### WHAT THE EXERCISE ASKS
Check every line below for the word "Extensions" and copy each one that has it.

# # #

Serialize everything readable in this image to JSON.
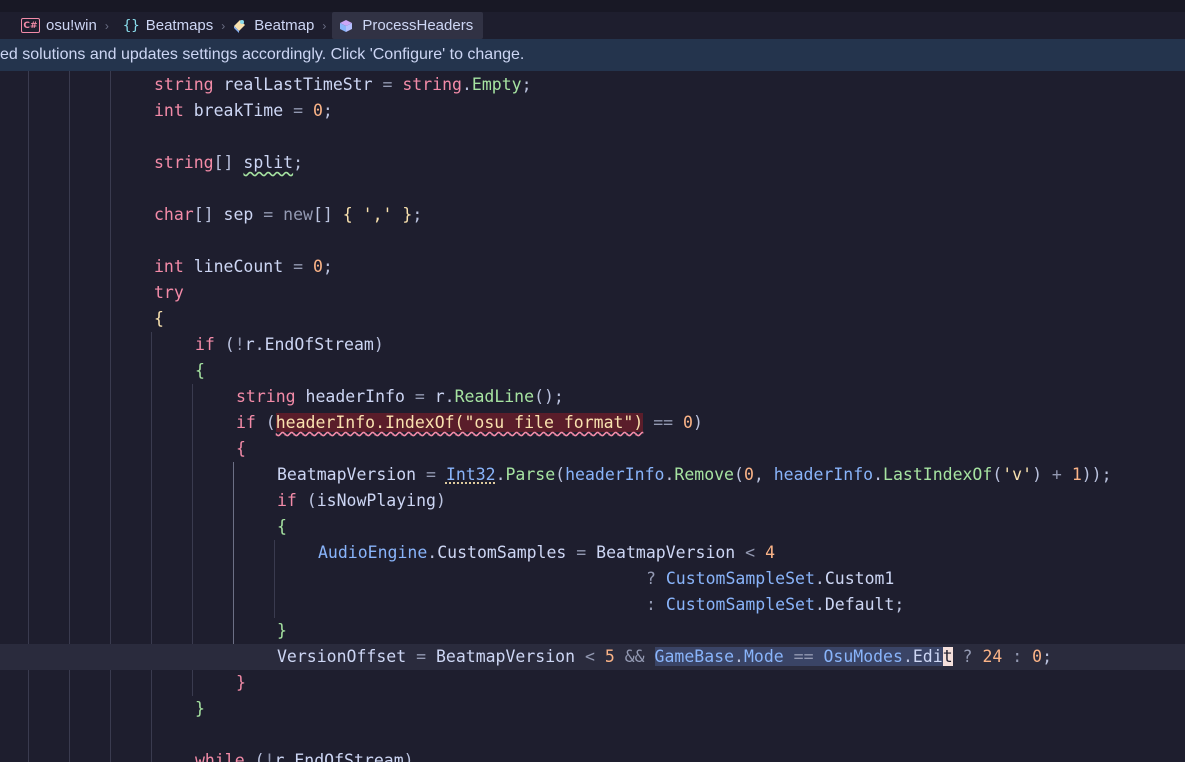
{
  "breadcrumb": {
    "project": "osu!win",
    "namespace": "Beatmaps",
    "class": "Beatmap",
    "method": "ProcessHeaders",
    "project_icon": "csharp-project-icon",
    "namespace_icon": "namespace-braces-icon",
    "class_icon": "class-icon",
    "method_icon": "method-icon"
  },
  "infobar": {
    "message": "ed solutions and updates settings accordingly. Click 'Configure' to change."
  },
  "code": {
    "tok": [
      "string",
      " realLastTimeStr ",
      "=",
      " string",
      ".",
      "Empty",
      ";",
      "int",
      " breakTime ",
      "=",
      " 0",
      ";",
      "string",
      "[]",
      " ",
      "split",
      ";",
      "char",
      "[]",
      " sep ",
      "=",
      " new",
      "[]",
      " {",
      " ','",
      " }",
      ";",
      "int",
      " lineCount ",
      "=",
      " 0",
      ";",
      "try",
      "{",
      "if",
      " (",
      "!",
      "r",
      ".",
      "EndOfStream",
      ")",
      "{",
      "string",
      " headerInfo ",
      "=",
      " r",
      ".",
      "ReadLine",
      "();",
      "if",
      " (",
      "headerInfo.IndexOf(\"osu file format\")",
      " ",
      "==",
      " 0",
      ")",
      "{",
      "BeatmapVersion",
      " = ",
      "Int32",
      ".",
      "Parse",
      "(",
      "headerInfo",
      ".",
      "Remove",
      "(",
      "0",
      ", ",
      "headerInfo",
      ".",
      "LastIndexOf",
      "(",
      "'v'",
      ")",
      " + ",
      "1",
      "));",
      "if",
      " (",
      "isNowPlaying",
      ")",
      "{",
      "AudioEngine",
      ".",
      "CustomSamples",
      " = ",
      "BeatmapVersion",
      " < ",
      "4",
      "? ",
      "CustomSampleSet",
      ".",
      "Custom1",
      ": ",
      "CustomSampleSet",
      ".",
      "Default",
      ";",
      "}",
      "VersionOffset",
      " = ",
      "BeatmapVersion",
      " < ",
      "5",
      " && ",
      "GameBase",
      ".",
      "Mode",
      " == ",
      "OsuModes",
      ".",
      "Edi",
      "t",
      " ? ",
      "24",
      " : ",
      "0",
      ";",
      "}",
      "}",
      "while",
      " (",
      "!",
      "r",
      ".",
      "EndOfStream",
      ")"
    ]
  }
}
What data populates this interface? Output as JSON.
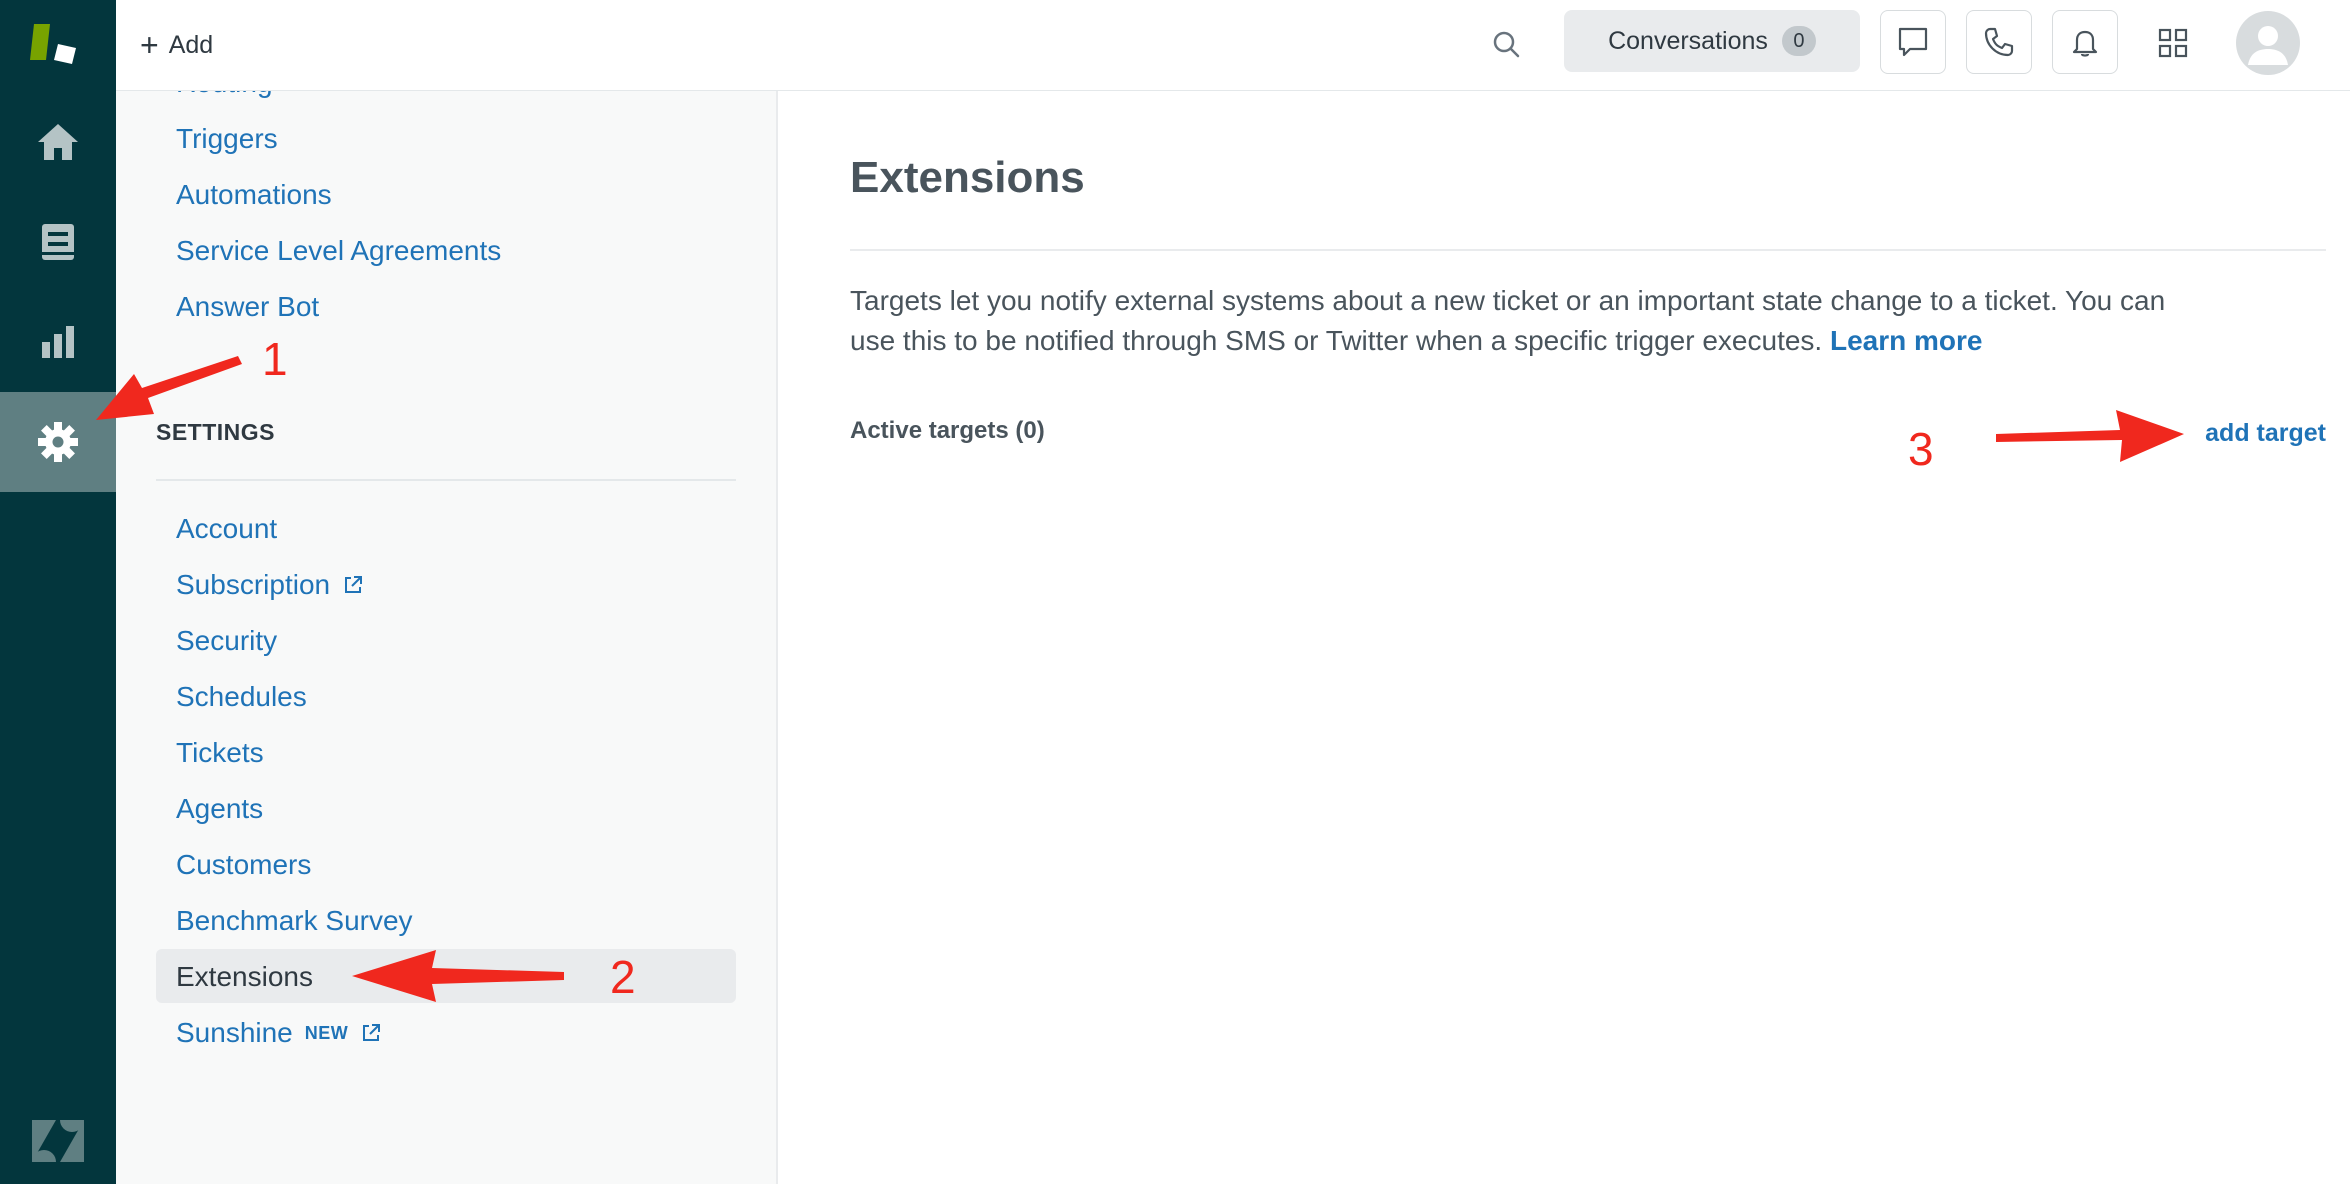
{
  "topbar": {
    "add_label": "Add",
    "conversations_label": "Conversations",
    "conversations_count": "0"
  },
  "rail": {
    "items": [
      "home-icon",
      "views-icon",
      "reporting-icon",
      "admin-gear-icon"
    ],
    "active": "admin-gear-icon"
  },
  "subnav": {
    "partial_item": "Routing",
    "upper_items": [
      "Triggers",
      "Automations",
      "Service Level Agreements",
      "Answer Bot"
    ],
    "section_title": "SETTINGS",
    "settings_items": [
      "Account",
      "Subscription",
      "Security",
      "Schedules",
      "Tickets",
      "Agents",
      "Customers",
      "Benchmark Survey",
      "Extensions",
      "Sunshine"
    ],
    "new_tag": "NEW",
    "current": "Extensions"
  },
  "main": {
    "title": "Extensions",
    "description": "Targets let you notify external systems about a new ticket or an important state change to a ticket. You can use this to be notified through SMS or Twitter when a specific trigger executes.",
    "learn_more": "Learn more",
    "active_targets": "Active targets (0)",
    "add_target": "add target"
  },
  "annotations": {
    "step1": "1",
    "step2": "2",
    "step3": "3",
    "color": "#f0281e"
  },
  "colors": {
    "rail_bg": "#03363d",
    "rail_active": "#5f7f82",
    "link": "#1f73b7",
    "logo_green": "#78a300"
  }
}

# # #

### WORKED SOLUTION
      "Extensions",
    "current": "Extensions"
    "title": "Extensions",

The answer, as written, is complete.